(Task instructions) What the task requires is an exact printout of the listing below, pictures excluded.

****************

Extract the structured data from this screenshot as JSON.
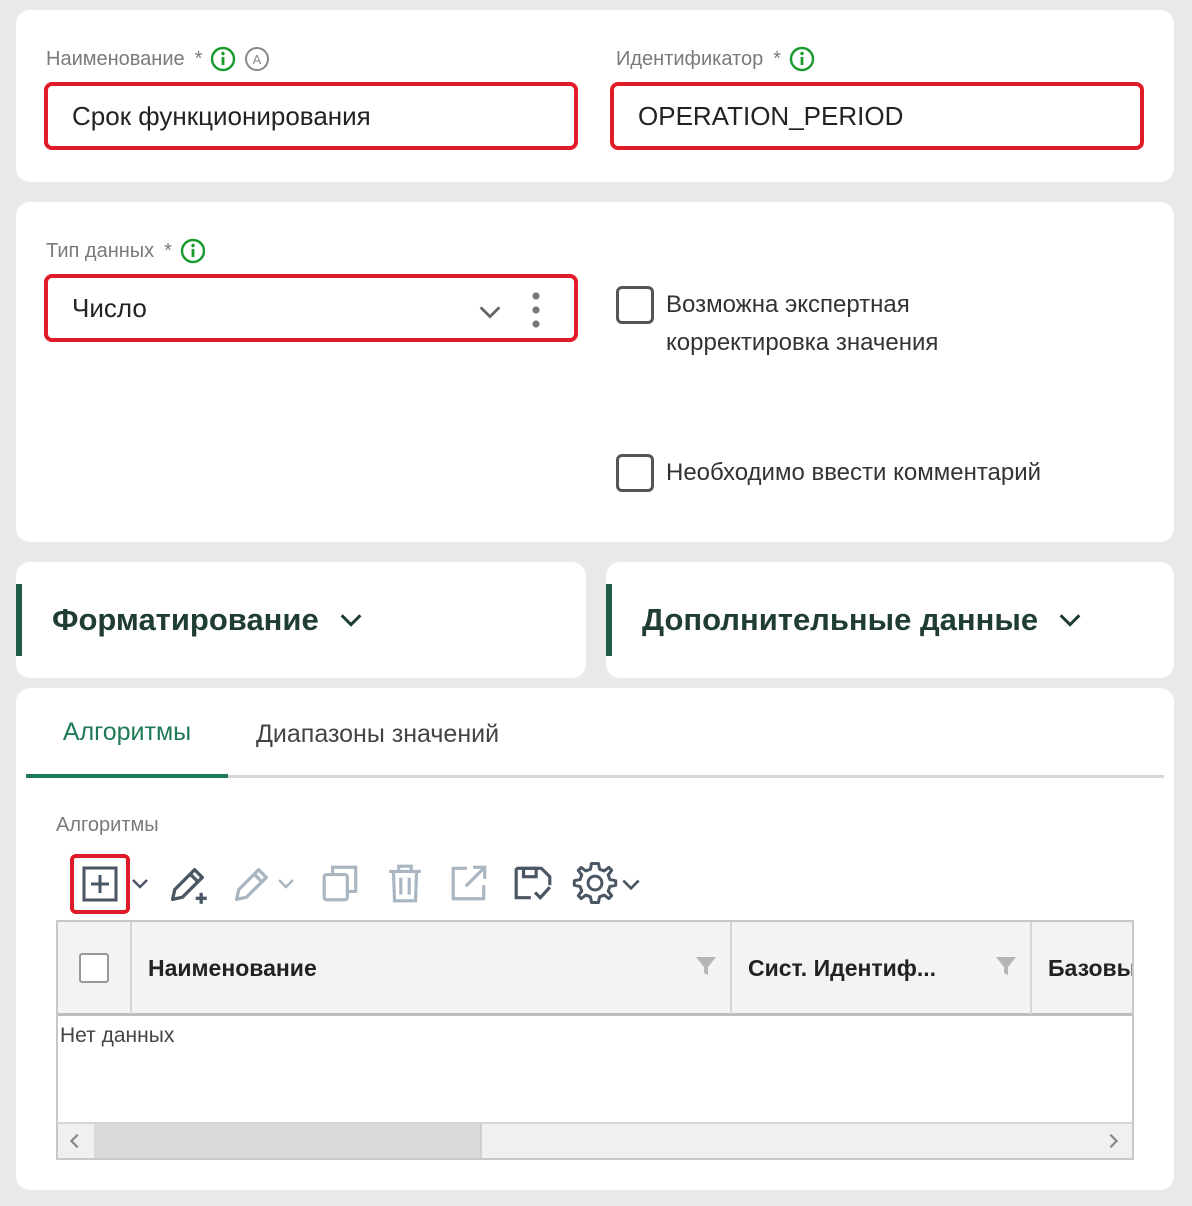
{
  "form": {
    "name_label": "Наименование",
    "name_required": "*",
    "name_value": "Срок функционирования",
    "id_label": "Идентификатор",
    "id_required": "*",
    "id_value": "OPERATION_PERIOD",
    "type_label": "Тип данных",
    "type_required": "*",
    "type_value": "Число",
    "checkbox_expert": "Возможна экспертная корректировка значения",
    "checkbox_comment": "Необходимо ввести комментарий"
  },
  "sections": {
    "formatting": "Форматирование",
    "additional": "Дополнительные данные"
  },
  "tabs": [
    {
      "label": "Алгоритмы",
      "active": true
    },
    {
      "label": "Диапазоны значений",
      "active": false
    }
  ],
  "algorithms": {
    "section_label": "Алгоритмы",
    "toolbar": [
      "add-icon",
      "edit-add-icon",
      "edit-icon",
      "copy-icon",
      "delete-icon",
      "export-icon",
      "save-icon",
      "settings-icon"
    ],
    "columns": [
      "Наименование",
      "Сист. Идентиф...",
      "Базовы"
    ],
    "empty_text": "Нет данных"
  },
  "colors": {
    "accent_green": "#1e7a55",
    "highlight_red": "#e01b2a",
    "info_green": "#1a9a2a"
  }
}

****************

(Answer below)
Extract the structured data from this screenshot as JSON.
{
  "form": {
    "name_label": "Наименование",
    "name_required": "*",
    "name_value": "Срок функционирования",
    "id_label": "Идентификатор",
    "id_required": "*",
    "id_value": "OPERATION_PERIOD",
    "type_label": "Тип данных",
    "type_required": "*",
    "type_value": "Число",
    "checkbox_expert": "Возможна экспертная корректировка значения",
    "checkbox_comment": "Необходимо ввести комментарий"
  },
  "sections": {
    "formatting": "Форматирование",
    "additional": "Дополнительные данные"
  },
  "tabs": [
    {
      "label": "Алгоритмы",
      "active": true
    },
    {
      "label": "Диапазоны значений",
      "active": false
    }
  ],
  "algorithms": {
    "section_label": "Алгоритмы",
    "toolbar": [
      "add-icon",
      "edit-add-icon",
      "edit-icon",
      "copy-icon",
      "delete-icon",
      "export-icon",
      "save-icon",
      "settings-icon"
    ],
    "columns": [
      "Наименование",
      "Сист. Идентиф...",
      "Базовы"
    ],
    "empty_text": "Нет данных"
  },
  "colors": {
    "accent_green": "#1e7a55",
    "highlight_red": "#e01b2a",
    "info_green": "#1a9a2a"
  }
}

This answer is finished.